8. Shri Tankha, learned counsel for the respondent-society, suggested that if the orders passed by the Appellate Authority are quashed, then it should be left to that Authority to consider afresh the question of stay of the operation of the decision, dated 3rd January 1963 of the Regional Transport Authority, Raipur. The course suggested by the learned counsel is no doubt, the normal one. But in the circumstances of the case, and regard being had to the fact that the consideration of the stay matter afresh by the Appellate Authority will only result in the postponement of the hearing of the appeals themselves, we think it would be proper to make a direction staying the effect of the decision of the Regional Transport Authority till the disposal of the appeals pending before the Appellate Authority.

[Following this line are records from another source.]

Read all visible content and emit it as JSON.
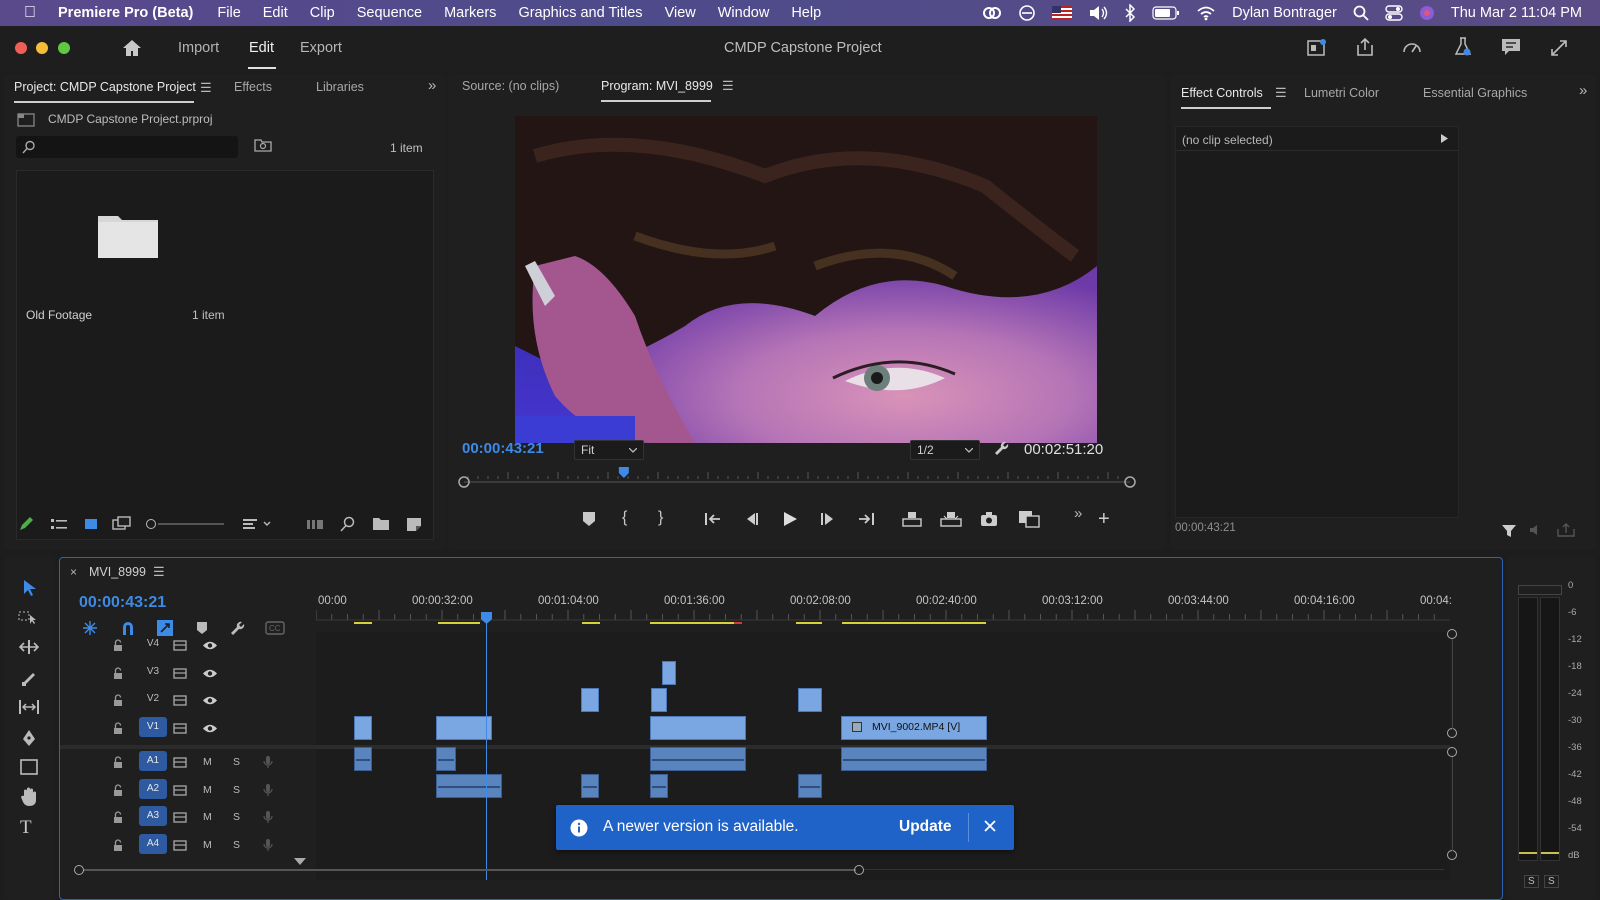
{
  "menubar": {
    "app_name": "Premiere Pro (Beta)",
    "items": [
      "File",
      "Edit",
      "Clip",
      "Sequence",
      "Markers",
      "Graphics and Titles",
      "View",
      "Window",
      "Help"
    ],
    "user": "Dylan Bontrager",
    "datetime": "Thu Mar 2  11:04 PM"
  },
  "header": {
    "title": "CMDP Capstone Project",
    "workspaces": [
      "Import",
      "Edit",
      "Export"
    ],
    "active_workspace": "Edit"
  },
  "project_panel": {
    "tabs": [
      "Project: CMDP Capstone Project",
      "Effects",
      "Libraries"
    ],
    "file_name": "CMDP Capstone Project.prproj",
    "search_placeholder": "",
    "item_count": "1 item",
    "bin": {
      "name": "Old Footage",
      "count": "1 item"
    }
  },
  "monitor": {
    "source_tab": "Source: (no clips)",
    "program_tab": "Program: MVI_8999",
    "timecode": "00:00:43:21",
    "fit": "Fit",
    "resolution": "1/2",
    "duration": "00:02:51:20",
    "playhead_fraction": 0.24
  },
  "effects_panel": {
    "tabs": [
      "Effect Controls",
      "Lumetri Color",
      "Essential Graphics"
    ],
    "no_clip": "(no clip selected)",
    "timecode": "00:00:43:21"
  },
  "timeline": {
    "sequence_name": "MVI_8999",
    "timecode": "00:00:43:21",
    "ruler": [
      "00:00",
      "00:00:32:00",
      "00:01:04:00",
      "00:01:36:00",
      "00:02:08:00",
      "00:02:40:00",
      "00:03:12:00",
      "00:03:44:00",
      "00:04:16:00",
      "00:04:"
    ],
    "video_tracks": [
      "V4",
      "V3",
      "V2",
      "V1"
    ],
    "audio_tracks": [
      "A1",
      "A2",
      "A3",
      "A4"
    ],
    "mute_label": "M",
    "solo_label": "S",
    "clip_label": "MVI_9002.MP4 [V]",
    "clip_badge": "fx"
  },
  "meter": {
    "scale": [
      "0",
      "-6",
      "-12",
      "-18",
      "-24",
      "-30",
      "-36",
      "-42",
      "-48",
      "-54",
      "dB"
    ],
    "solo_buttons": [
      "S",
      "S"
    ]
  },
  "toast": {
    "message": "A newer version is available.",
    "action": "Update",
    "bg": "#1f63c8"
  },
  "colors": {
    "accent": "#3d8be6",
    "clip_video": "#7aa6e2",
    "clip_audio": "#5a84be"
  }
}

It cannot be disputed that in a petition under Article 227 the High Court cannot only quash the decision of the inferior tribunal but also issue further directions in the matter or pass a substantive order in place of the order which it has quashed.

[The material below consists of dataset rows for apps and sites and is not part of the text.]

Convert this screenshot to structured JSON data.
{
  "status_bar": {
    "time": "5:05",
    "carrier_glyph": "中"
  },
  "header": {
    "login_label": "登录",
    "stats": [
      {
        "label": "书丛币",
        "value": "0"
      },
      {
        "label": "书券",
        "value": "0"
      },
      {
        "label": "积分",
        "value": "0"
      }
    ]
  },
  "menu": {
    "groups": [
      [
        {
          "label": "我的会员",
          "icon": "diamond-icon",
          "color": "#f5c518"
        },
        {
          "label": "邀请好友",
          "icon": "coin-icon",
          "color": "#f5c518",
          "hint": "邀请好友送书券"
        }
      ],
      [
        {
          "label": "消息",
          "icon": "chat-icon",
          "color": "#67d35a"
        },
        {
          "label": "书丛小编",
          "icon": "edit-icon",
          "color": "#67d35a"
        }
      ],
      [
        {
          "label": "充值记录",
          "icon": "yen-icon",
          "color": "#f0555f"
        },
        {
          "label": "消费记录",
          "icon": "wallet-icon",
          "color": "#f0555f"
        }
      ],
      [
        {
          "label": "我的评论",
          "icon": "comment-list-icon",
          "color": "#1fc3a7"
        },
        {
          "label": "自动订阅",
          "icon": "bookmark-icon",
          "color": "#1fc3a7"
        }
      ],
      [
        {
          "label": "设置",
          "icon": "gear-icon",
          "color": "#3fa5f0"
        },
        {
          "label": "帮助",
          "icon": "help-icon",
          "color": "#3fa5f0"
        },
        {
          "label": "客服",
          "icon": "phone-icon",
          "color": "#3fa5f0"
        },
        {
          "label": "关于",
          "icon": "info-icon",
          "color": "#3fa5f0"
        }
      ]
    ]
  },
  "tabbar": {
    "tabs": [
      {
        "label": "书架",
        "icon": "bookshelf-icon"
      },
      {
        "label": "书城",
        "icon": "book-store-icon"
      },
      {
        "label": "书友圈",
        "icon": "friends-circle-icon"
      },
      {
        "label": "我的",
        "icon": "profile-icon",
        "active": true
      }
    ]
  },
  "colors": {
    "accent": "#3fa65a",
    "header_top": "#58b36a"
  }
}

9. For all these reasons, the orders passed bythe Appellate Authority rejecting the petitioner'sstay applications as also the order passed by thatAuthority on 7th March 1903 in the appeal preferred by the society directing the RegionalTransport Authority to issue permits to the societyso as to enable it to operate its services with twoexisting buses of 1962-model till the disposal ofthe appeal are quashed. The operation of thedecision, dated 3rd January 1963 of the RegionalTransport Authority, Raipur, is stayed till the disposal of the appeals preferred by the petitionerand the society before the Appellate Authority.The Appellate Authority shall see that those appealsare disposed of at an early date and in any casebefore 30th June 1963. In the circumstances ofthe case, we leave the parties to bear their own costs. The outstanding amount of security depositshall be refunded to the petitioner.